:: Entries shown
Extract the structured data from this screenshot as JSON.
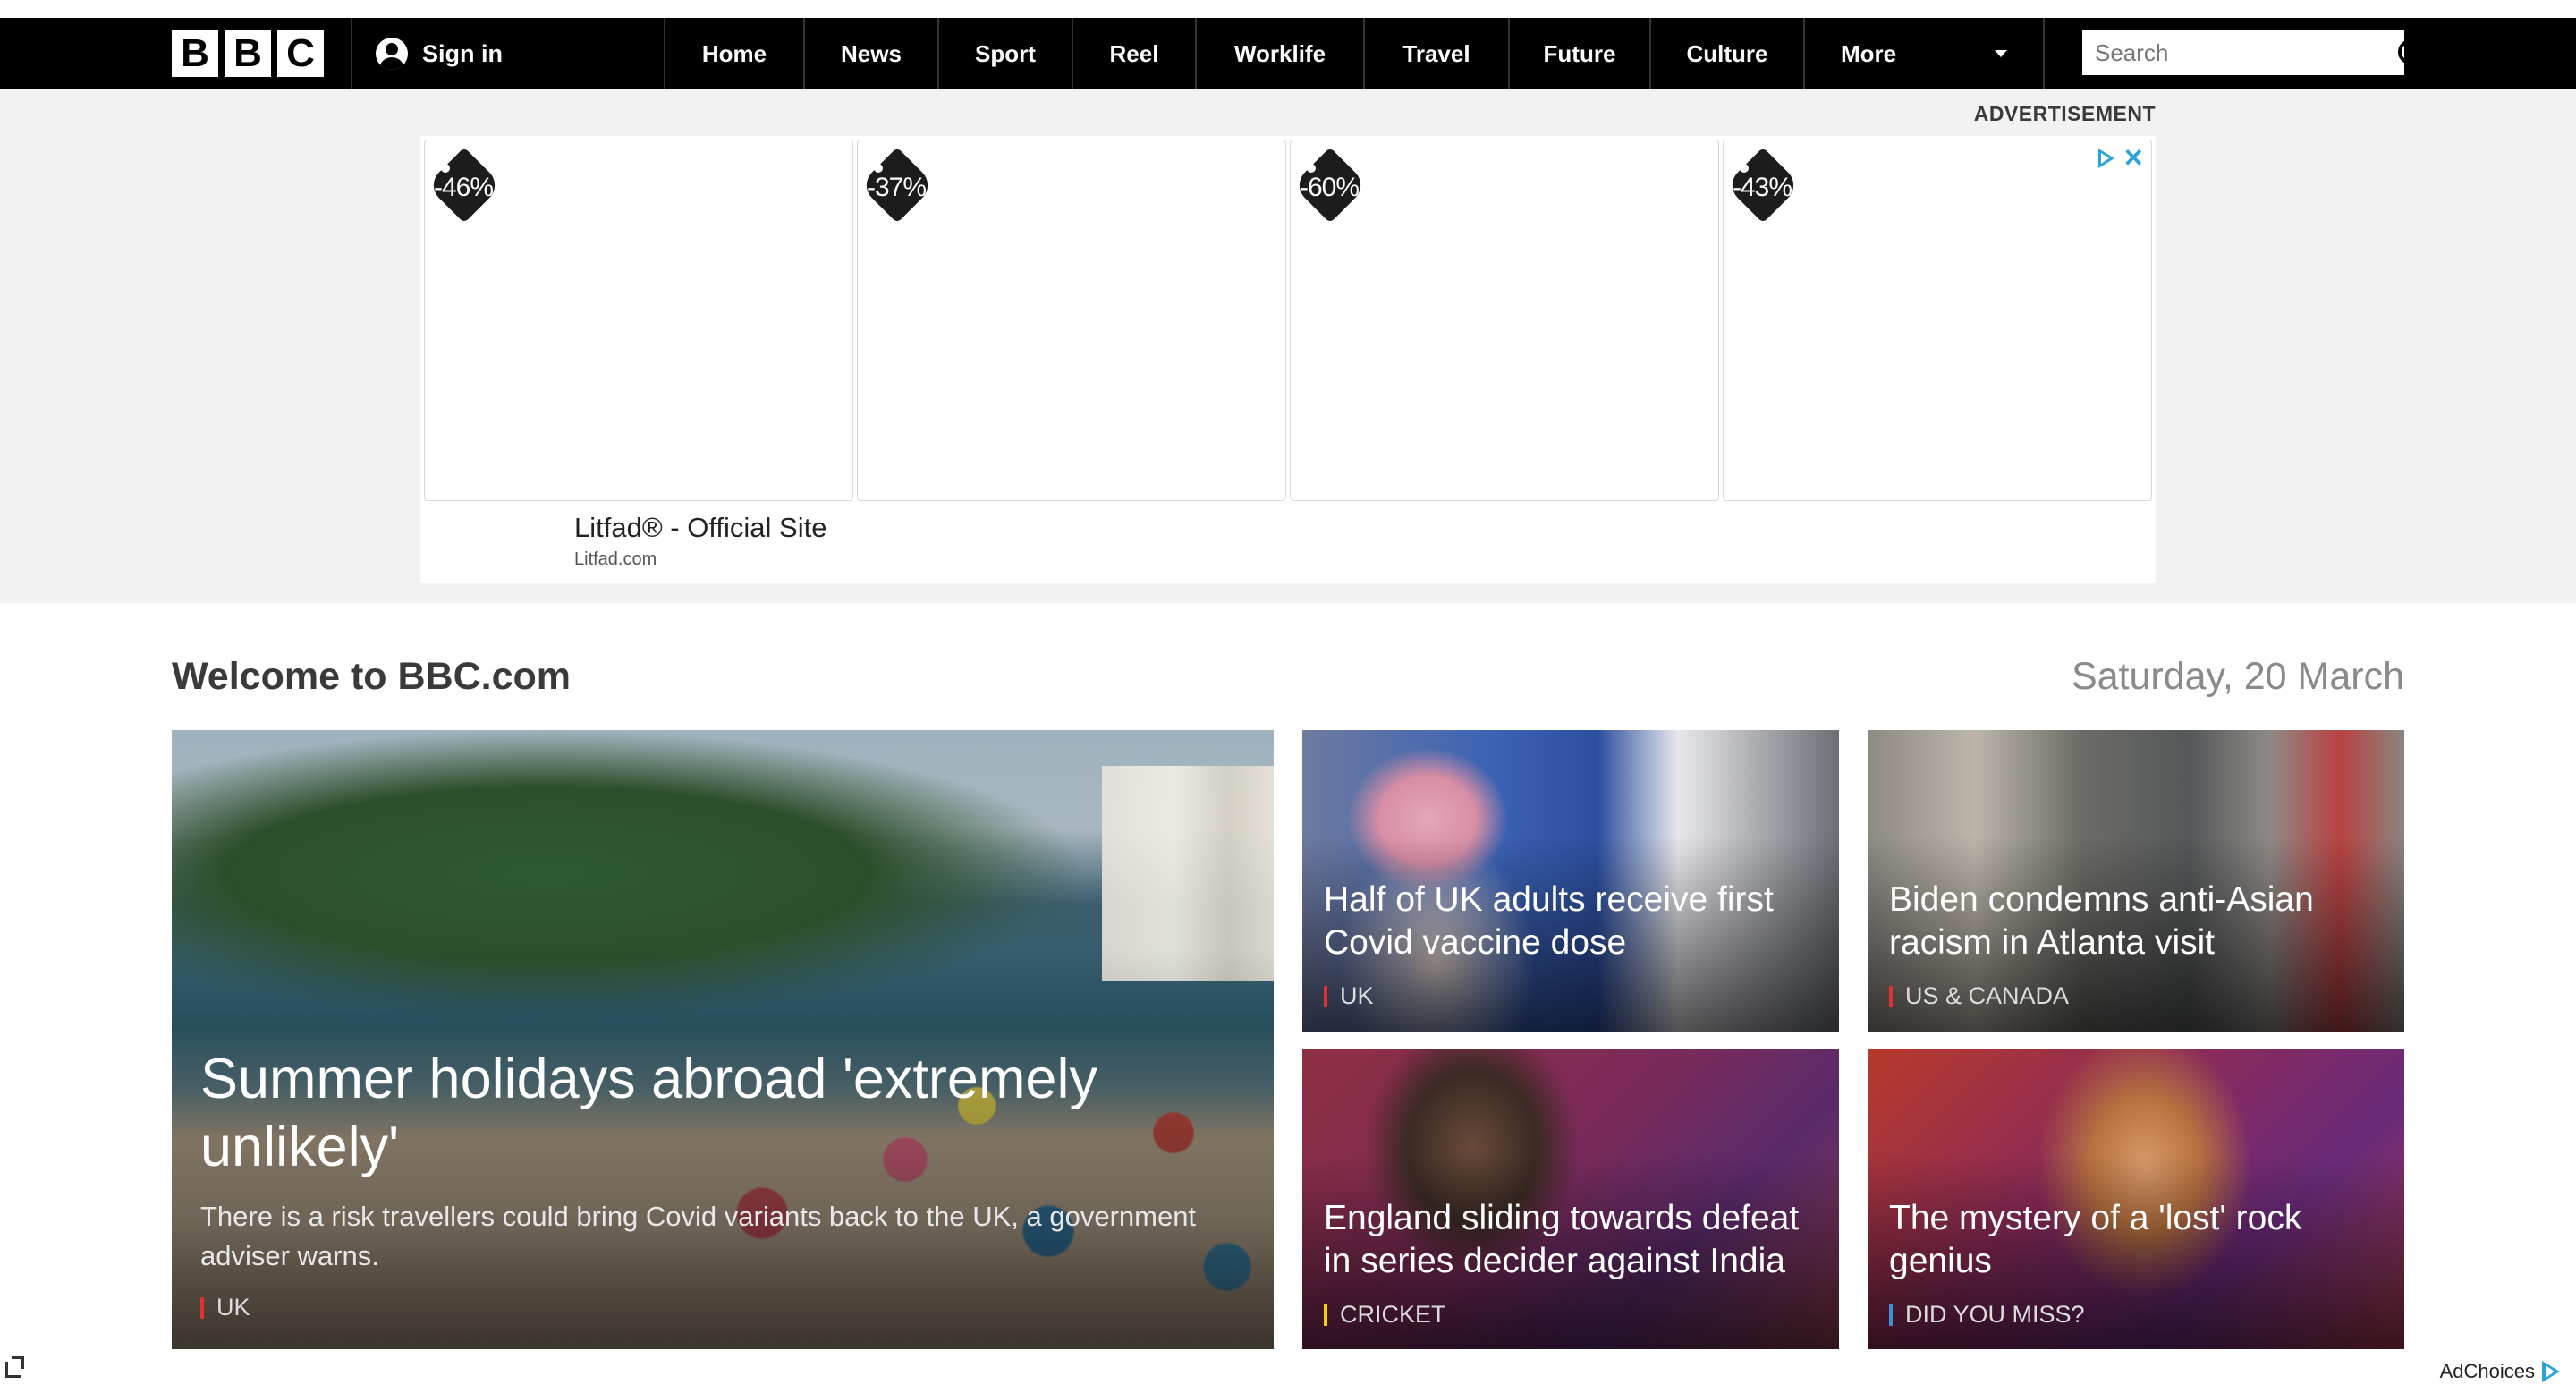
{
  "nav": {
    "logo_letters": [
      "B",
      "B",
      "C"
    ],
    "sign_in": "Sign in",
    "items": [
      "Home",
      "News",
      "Sport",
      "Reel",
      "Worklife",
      "Travel",
      "Future",
      "Culture"
    ],
    "more": "More",
    "search_placeholder": "Search"
  },
  "ad": {
    "label": "ADVERTISEMENT",
    "tiles": [
      {
        "discount": "-46%"
      },
      {
        "discount": "-37%"
      },
      {
        "discount": "-60%"
      },
      {
        "discount": "-43%"
      }
    ],
    "title": "Litfad® - Official Site",
    "url": "Litfad.com"
  },
  "welcome": {
    "title": "Welcome to BBC.com",
    "date": "Saturday, 20 March"
  },
  "stories": [
    {
      "headline": "Summer holidays abroad 'extremely unlikely'",
      "summary": "There is a risk travellers could bring Covid variants back to the UK, a government adviser warns.",
      "category": "UK",
      "category_color": "#e03030"
    },
    {
      "headline": "Half of UK adults receive first Covid vaccine dose",
      "category": "UK",
      "category_color": "#e03030"
    },
    {
      "headline": "Biden condemns anti-Asian racism in Atlanta visit",
      "category": "US & CANADA",
      "category_color": "#e03030"
    },
    {
      "headline": "England sliding towards defeat in series decider against India",
      "category": "CRICKET",
      "category_color": "#f5d000"
    },
    {
      "headline": "The mystery of a 'lost' rock genius",
      "category": "DID YOU MISS?",
      "category_color": "#3a8fd8"
    }
  ],
  "footer": {
    "adchoices": "AdChoices"
  }
}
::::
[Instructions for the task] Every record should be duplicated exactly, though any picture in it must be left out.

[Worked solution]
Extract the structured data from this screenshot as JSON.
{
  "nav": {
    "logo_letters": [
      "B",
      "B",
      "C"
    ],
    "sign_in": "Sign in",
    "items": [
      "Home",
      "News",
      "Sport",
      "Reel",
      "Worklife",
      "Travel",
      "Future",
      "Culture"
    ],
    "more": "More",
    "search_placeholder": "Search"
  },
  "ad": {
    "label": "ADVERTISEMENT",
    "tiles": [
      {
        "discount": "-46%"
      },
      {
        "discount": "-37%"
      },
      {
        "discount": "-60%"
      },
      {
        "discount": "-43%"
      }
    ],
    "title": "Litfad® - Official Site",
    "url": "Litfad.com"
  },
  "welcome": {
    "title": "Welcome to BBC.com",
    "date": "Saturday, 20 March"
  },
  "stories": [
    {
      "headline": "Summer holidays abroad 'extremely unlikely'",
      "summary": "There is a risk travellers could bring Covid variants back to the UK, a government adviser warns.",
      "category": "UK",
      "category_color": "#e03030"
    },
    {
      "headline": "Half of UK adults receive first Covid vaccine dose",
      "category": "UK",
      "category_color": "#e03030"
    },
    {
      "headline": "Biden condemns anti-Asian racism in Atlanta visit",
      "category": "US & CANADA",
      "category_color": "#e03030"
    },
    {
      "headline": "England sliding towards defeat in series decider against India",
      "category": "CRICKET",
      "category_color": "#f5d000"
    },
    {
      "headline": "The mystery of a 'lost' rock genius",
      "category": "DID YOU MISS?",
      "category_color": "#3a8fd8"
    }
  ],
  "footer": {
    "adchoices": "AdChoices"
  }
}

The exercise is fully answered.